Could you return each entry below exactly as written, minus any pictures?

= = = = =

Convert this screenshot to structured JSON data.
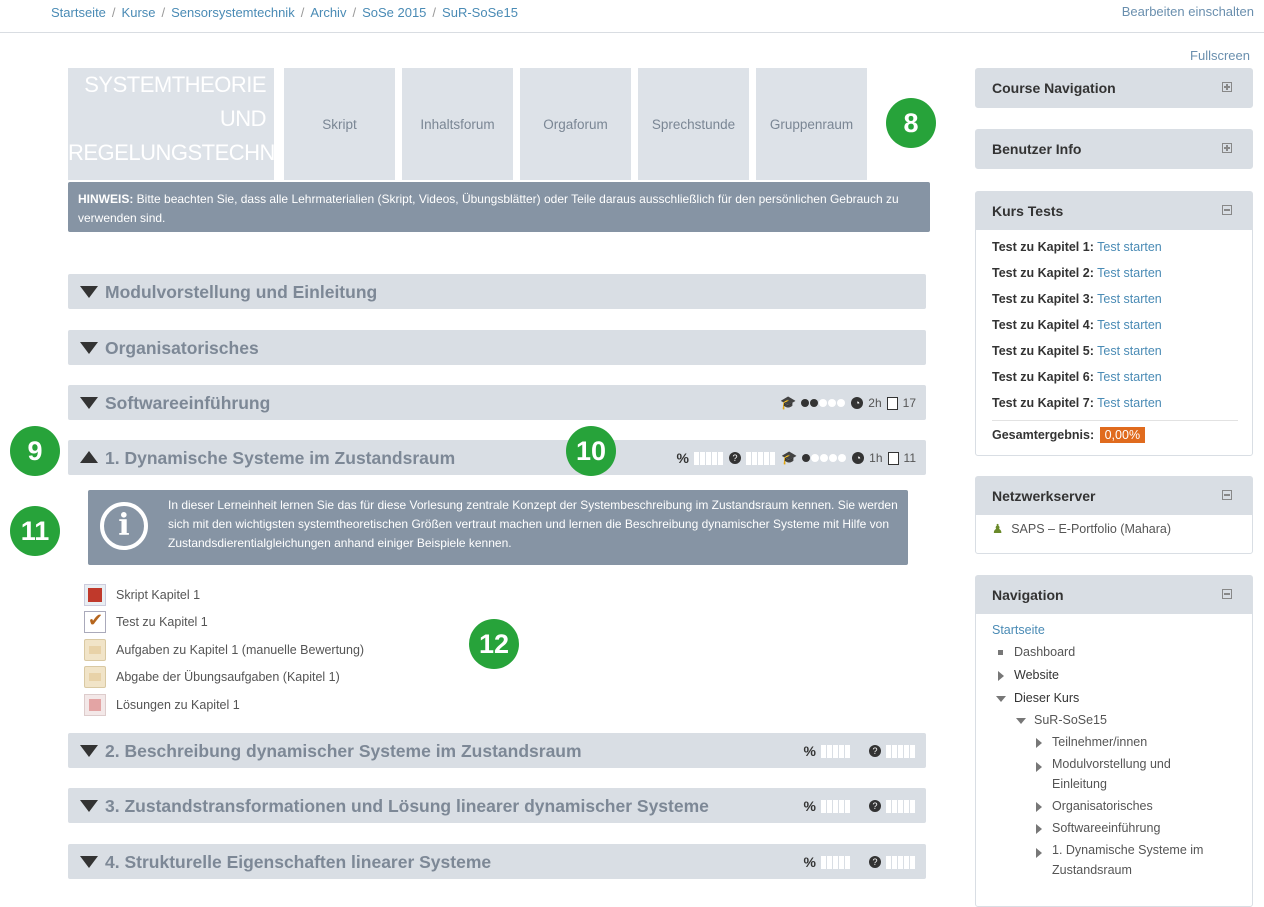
{
  "breadcrumb": [
    "Startseite",
    "Kurse",
    "Sensorsystemtechnik",
    "Archiv",
    "SoSe 2015",
    "SuR-SoSe15"
  ],
  "edit_toggle": "Bearbeiten einschalten",
  "fullscreen": "Fullscreen",
  "course_title": [
    "SYSTEMTHEORIE",
    "UND",
    "REGELUNGSTECHNIK"
  ],
  "tiles": [
    "Skript",
    "Inhaltsforum",
    "Orgaforum",
    "Sprechstunde",
    "Gruppenraum"
  ],
  "notice": {
    "label": "HINWEIS:",
    "text": " Bitte beachten Sie, dass alle Lehrmaterialien (Skript, Videos, Übungsblätter) oder Teile daraus ausschließlich für den persönlichen Gebrauch zu verwenden sind."
  },
  "sections": [
    {
      "title": "Modulvorstellung und Einleitung"
    },
    {
      "title": "Organisatorisches"
    },
    {
      "title": "Softwareeinführung",
      "level_dots": 2,
      "hours": "2h",
      "docs": "17"
    },
    {
      "title": "1. Dynamische Systeme im Zustandsraum",
      "percent_symbol": "%",
      "level_dots": 1,
      "hours": "1h",
      "docs": "11"
    },
    {
      "title": "2. Beschreibung dynamischer Systeme im Zustandsraum",
      "percent_symbol": "%"
    },
    {
      "title": "3. Zustandstransformationen und Lösung linearer dynamischer Systeme",
      "percent_symbol": "%"
    },
    {
      "title": "4. Strukturelle Eigenschaften linearer Systeme",
      "percent_symbol": "%"
    }
  ],
  "info_box": "In dieser Lerneinheit lernen Sie das für diese Vorlesung zentrale Konzept der Systembeschreibung im Zustandsraum kennen. Sie werden sich mit den wichtigsten systemtheoretischen Größen vertraut machen und lernen die Beschreibung dynamischer Systeme mit Hilfe von Zustandsdierentialgleichungen anhand einiger Beispiele kennen.",
  "activities": [
    {
      "label": "Skript Kapitel 1",
      "icon": "pdf-icon"
    },
    {
      "label": "Test zu Kapitel 1",
      "icon": "quiz-icon"
    },
    {
      "label": "Aufgaben zu Kapitel 1 (manuelle Bewertung)",
      "icon": "assignment-icon"
    },
    {
      "label": "Abgabe der Übungsaufgaben (Kapitel 1)",
      "icon": "assignment-icon"
    },
    {
      "label": "Lösungen zu Kapitel 1",
      "icon": "pdf-icon"
    }
  ],
  "badges": [
    "8",
    "9",
    "10",
    "11",
    "12"
  ],
  "sidebar": {
    "course_navigation": "Course Navigation",
    "benutzer_info": "Benutzer Info",
    "kurs_tests": {
      "title": "Kurs Tests",
      "rows": [
        {
          "label": "Test zu Kapitel 1:",
          "link": "Test starten"
        },
        {
          "label": "Test zu Kapitel 2:",
          "link": "Test starten"
        },
        {
          "label": "Test zu Kapitel 3:",
          "link": "Test starten"
        },
        {
          "label": "Test zu Kapitel 4:",
          "link": "Test starten"
        },
        {
          "label": "Test zu Kapitel 5:",
          "link": "Test starten"
        },
        {
          "label": "Test zu Kapitel 6:",
          "link": "Test starten"
        },
        {
          "label": "Test zu Kapitel 7:",
          "link": "Test starten"
        }
      ],
      "total_label": "Gesamtergebnis:",
      "total_value": "0,00%"
    },
    "netzwerkserver": {
      "title": "Netzwerkserver",
      "item": "SAPS – E-Portfolio (Mahara)"
    },
    "navigation": {
      "title": "Navigation",
      "items": [
        {
          "label": "Startseite"
        },
        {
          "label": "Dashboard"
        },
        {
          "label": "Website"
        },
        {
          "label": "Dieser Kurs"
        },
        {
          "label": "SuR-SoSe15"
        },
        {
          "label": "Teilnehmer/innen"
        },
        {
          "label": "Modulvorstellung und Einleitung"
        },
        {
          "label": "Organisatorisches"
        },
        {
          "label": "Softwareeinführung"
        },
        {
          "label": "1. Dynamische Systeme im Zustandsraum"
        }
      ]
    }
  }
}
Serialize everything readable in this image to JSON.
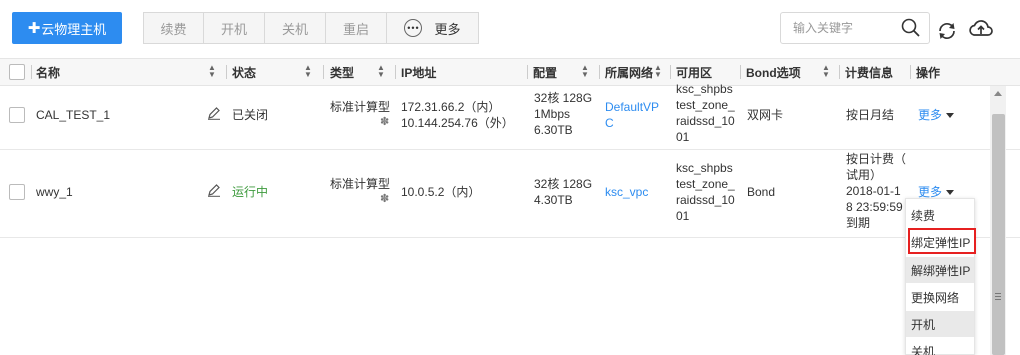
{
  "toolbar": {
    "create_label": "云物理主机",
    "actions": [
      {
        "label": "续费"
      },
      {
        "label": "开机"
      },
      {
        "label": "关机"
      },
      {
        "label": "重启"
      }
    ],
    "more_label": "更多",
    "search": {
      "placeholder": "输入关键字",
      "value": ""
    }
  },
  "table": {
    "columns": [
      {
        "label": "名称"
      },
      {
        "label": "状态"
      },
      {
        "label": "类型"
      },
      {
        "label": "IP地址"
      },
      {
        "label": "配置"
      },
      {
        "label": "所属网络"
      },
      {
        "label": "可用区"
      },
      {
        "label": "Bond选项"
      },
      {
        "label": "计费信息"
      },
      {
        "label": "操作"
      }
    ],
    "rows": [
      {
        "name": "CAL_TEST_1",
        "status": "已关闭",
        "type": "标准计算型",
        "ip_lines": [
          "172.31.66.2（内）",
          "10.144.254.76（外）"
        ],
        "config_lines": [
          "32核 128G",
          "1Mbps",
          "6.30TB"
        ],
        "network_lines": [
          "DefaultVP",
          "C"
        ],
        "zone_lines": [
          "ksc_shpbs",
          "test_zone_",
          "raidssd_10",
          "01"
        ],
        "bond": "双网卡",
        "billing_lines": [
          "按日月结"
        ],
        "action": "更多"
      },
      {
        "name": "wwy_1",
        "status": "运行中",
        "type": "标准计算型",
        "ip_lines": [
          "10.0.5.2（内）"
        ],
        "config_lines": [
          "32核 128G",
          "4.30TB"
        ],
        "network_lines": [
          "ksc_vpc"
        ],
        "zone_lines": [
          "ksc_shpbs",
          "test_zone_",
          "raidssd_10",
          "01"
        ],
        "bond": "Bond",
        "billing_lines": [
          "按日计费（",
          "试用）",
          "2018-01-1",
          "8 23:59:59",
          "到期"
        ],
        "action": "更多"
      }
    ]
  },
  "dropdown": {
    "items": [
      {
        "label": "续费"
      },
      {
        "label": "绑定弹性IP"
      },
      {
        "label": "解绑弹性IP"
      },
      {
        "label": "更换网络"
      },
      {
        "label": "开机"
      },
      {
        "label": "关机"
      }
    ]
  },
  "colors": {
    "primary": "#2d8cf0",
    "link": "#2d8cf0",
    "running": "#3d9a3d",
    "highlight_border": "#e62020"
  }
}
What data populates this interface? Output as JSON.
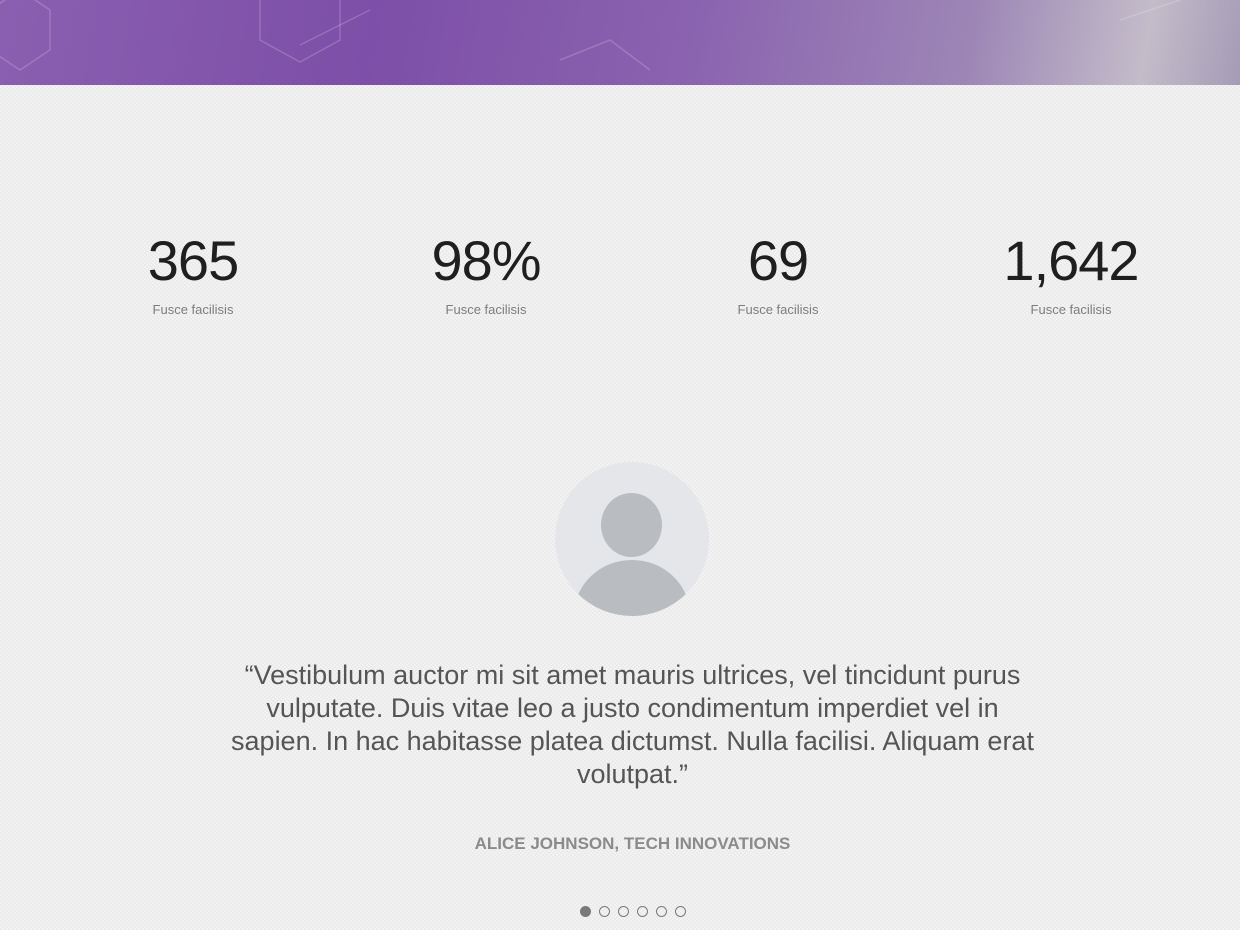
{
  "stats": [
    {
      "value": "365",
      "label": "Fusce facilisis"
    },
    {
      "value": "98%",
      "label": "Fusce facilisis"
    },
    {
      "value": "69",
      "label": "Fusce facilisis"
    },
    {
      "value": "1,642",
      "label": "Fusce facilisis"
    }
  ],
  "testimonial": {
    "avatar_icon": "user-avatar-placeholder-icon",
    "quote": "“Vestibulum auctor mi sit amet mauris ultrices, vel tincidunt purus vulputate. Duis vitae leo a justo condimentum imperdiet vel in sapien. In hac habitasse platea dictumst. Nulla facilisi. Aliquam erat volutpat.”",
    "author": "ALICE JOHNSON, TECH INNOVATIONS"
  },
  "pager": {
    "total": 6,
    "active_index": 0
  },
  "colors": {
    "banner_purple": "#7d4fa8",
    "text_dark": "#1f1f1f",
    "text_muted": "#7d7d7d",
    "avatar_bg": "#e4e6ea",
    "avatar_fg": "#b9bdc2"
  }
}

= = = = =

■ Reply ■
Convert this screenshot to structured JSON data.
{
  "breadcrumb": [
    "Startseite",
    "Kurse",
    "Sensorsystemtechnik",
    "Archiv",
    "SoSe 2015",
    "SuR-SoSe15"
  ],
  "edit_toggle": "Bearbeiten einschalten",
  "fullscreen": "Fullscreen",
  "course_title": [
    "SYSTEMTHEORIE",
    "UND",
    "REGELUNGSTECHNIK"
  ],
  "tiles": [
    "Skript",
    "Inhaltsforum",
    "Orgaforum",
    "Sprechstunde",
    "Gruppenraum"
  ],
  "notice": {
    "label": "HINWEIS:",
    "text": " Bitte beachten Sie, dass alle Lehrmaterialien (Skript, Videos, Übungsblätter) oder Teile daraus ausschließlich für den persönlichen Gebrauch zu verwenden sind."
  },
  "sections": [
    {
      "title": "Modulvorstellung und Einleitung"
    },
    {
      "title": "Organisatorisches"
    },
    {
      "title": "Softwareeinführung",
      "level_dots": 2,
      "hours": "2h",
      "docs": "17"
    },
    {
      "title": "1. Dynamische Systeme im Zustandsraum",
      "percent_symbol": "%",
      "level_dots": 1,
      "hours": "1h",
      "docs": "11"
    },
    {
      "title": "2. Beschreibung dynamischer Systeme im Zustandsraum",
      "percent_symbol": "%"
    },
    {
      "title": "3. Zustandstransformationen und Lösung linearer dynamischer Systeme",
      "percent_symbol": "%"
    },
    {
      "title": "4. Strukturelle Eigenschaften linearer Systeme",
      "percent_symbol": "%"
    }
  ],
  "info_box": "In dieser Lerneinheit lernen Sie das für diese Vorlesung zentrale Konzept der Systembeschreibung im Zustandsraum kennen. Sie werden sich mit den wichtigsten systemtheoretischen Größen vertraut machen und lernen die Beschreibung dynamischer Systeme mit Hilfe von Zustandsdierentialgleichungen anhand einiger Beispiele kennen.",
  "activities": [
    {
      "label": "Skript Kapitel 1",
      "icon": "pdf-icon"
    },
    {
      "label": "Test zu Kapitel 1",
      "icon": "quiz-icon"
    },
    {
      "label": "Aufgaben zu Kapitel 1 (manuelle Bewertung)",
      "icon": "assignment-icon"
    },
    {
      "label": "Abgabe der Übungsaufgaben (Kapitel 1)",
      "icon": "assignment-icon"
    },
    {
      "label": "Lösungen zu Kapitel 1",
      "icon": "pdf-icon"
    }
  ],
  "badges": [
    "8",
    "9",
    "10",
    "11",
    "12"
  ],
  "sidebar": {
    "course_navigation": "Course Navigation",
    "benutzer_info": "Benutzer Info",
    "kurs_tests": {
      "title": "Kurs Tests",
      "rows": [
        {
          "label": "Test zu Kapitel 1:",
          "link": "Test starten"
        },
        {
          "label": "Test zu Kapitel 2:",
          "link": "Test starten"
        },
        {
          "label": "Test zu Kapitel 3:",
          "link": "Test starten"
        },
        {
          "label": "Test zu Kapitel 4:",
          "link": "Test starten"
        },
        {
          "label": "Test zu Kapitel 5:",
          "link": "Test starten"
        },
        {
          "label": "Test zu Kapitel 6:",
          "link": "Test starten"
        },
        {
          "label": "Test zu Kapitel 7:",
          "link": "Test starten"
        }
      ],
      "total_label": "Gesamtergebnis:",
      "total_value": "0,00%"
    },
    "netzwerkserver": {
      "title": "Netzwerkserver",
      "item": "SAPS – E-Portfolio (Mahara)"
    },
    "navigation": {
      "title": "Navigation",
      "items": [
        {
          "label": "Startseite"
        },
        {
          "label": "Dashboard"
        },
        {
          "label": "Website"
        },
        {
          "label": "Dieser Kurs"
        },
        {
          "label": "SuR-SoSe15"
        },
        {
          "label": "Teilnehmer/innen"
        },
        {
          "label": "Modulvorstellung und Einleitung"
        },
        {
          "label": "Organisatorisches"
        },
        {
          "label": "Softwareeinführung"
        },
        {
          "label": "1. Dynamische Systeme im Zustandsraum"
        }
      ]
    }
  }
}
Serialize everything readable in this image to JSON.
{
  "toolbar": {
    "create_label": "云物理主机",
    "actions": [
      {
        "label": "续费"
      },
      {
        "label": "开机"
      },
      {
        "label": "关机"
      },
      {
        "label": "重启"
      }
    ],
    "more_label": "更多",
    "search": {
      "placeholder": "输入关键字",
      "value": ""
    }
  },
  "table": {
    "columns": [
      {
        "label": "名称"
      },
      {
        "label": "状态"
      },
      {
        "label": "类型"
      },
      {
        "label": "IP地址"
      },
      {
        "label": "配置"
      },
      {
        "label": "所属网络"
      },
      {
        "label": "可用区"
      },
      {
        "label": "Bond选项"
      },
      {
        "label": "计费信息"
      },
      {
        "label": "操作"
      }
    ],
    "rows": [
      {
        "name": "CAL_TEST_1",
        "status": "已关闭",
        "type": "标准计算型",
        "ip_lines": [
          "172.31.66.2（内）",
          "10.144.254.76（外）"
        ],
        "config_lines": [
          "32核 128G",
          "1Mbps",
          "6.30TB"
        ],
        "network_lines": [
          "DefaultVP",
          "C"
        ],
        "zone_lines": [
          "ksc_shpbs",
          "test_zone_",
          "raidssd_10",
          "01"
        ],
        "bond": "双网卡",
        "billing_lines": [
          "按日月结"
        ],
        "action": "更多"
      },
      {
        "name": "wwy_1",
        "status": "运行中",
        "type": "标准计算型",
        "ip_lines": [
          "10.0.5.2（内）"
        ],
        "config_lines": [
          "32核 128G",
          "4.30TB"
        ],
        "network_lines": [
          "ksc_vpc"
        ],
        "zone_lines": [
          "ksc_shpbs",
          "test_zone_",
          "raidssd_10",
          "01"
        ],
        "bond": "Bond",
        "billing_lines": [
          "按日计费（",
          "试用）",
          "2018-01-1",
          "8 23:59:59",
          "到期"
        ],
        "action": "更多"
      }
    ]
  },
  "dropdown": {
    "items": [
      {
        "label": "续费"
      },
      {
        "label": "绑定弹性IP"
      },
      {
        "label": "解绑弹性IP"
      },
      {
        "label": "更换网络"
      },
      {
        "label": "开机"
      },
      {
        "label": "关机"
      }
    ]
  },
  "colors": {
    "primary": "#2d8cf0",
    "link": "#2d8cf0",
    "running": "#3d9a3d",
    "highlight_border": "#e62020"
  }
}
What data populates this interface? Output as JSON.
{
  "stats": [
    {
      "value": "365",
      "label": "Fusce facilisis"
    },
    {
      "value": "98%",
      "label": "Fusce facilisis"
    },
    {
      "value": "69",
      "label": "Fusce facilisis"
    },
    {
      "value": "1,642",
      "label": "Fusce facilisis"
    }
  ],
  "testimonial": {
    "avatar_icon": "user-avatar-placeholder-icon",
    "quote": "“Vestibulum auctor mi sit amet mauris ultrices, vel tincidunt purus vulputate. Duis vitae leo a justo condimentum imperdiet vel in sapien. In hac habitasse platea dictumst. Nulla facilisi. Aliquam erat volutpat.”",
    "author": "ALICE JOHNSON, TECH INNOVATIONS"
  },
  "pager": {
    "total": 6,
    "active_index": 0
  },
  "colors": {
    "banner_purple": "#7d4fa8",
    "text_dark": "#1f1f1f",
    "text_muted": "#7d7d7d",
    "avatar_bg": "#e4e6ea",
    "avatar_fg": "#b9bdc2"
  }
}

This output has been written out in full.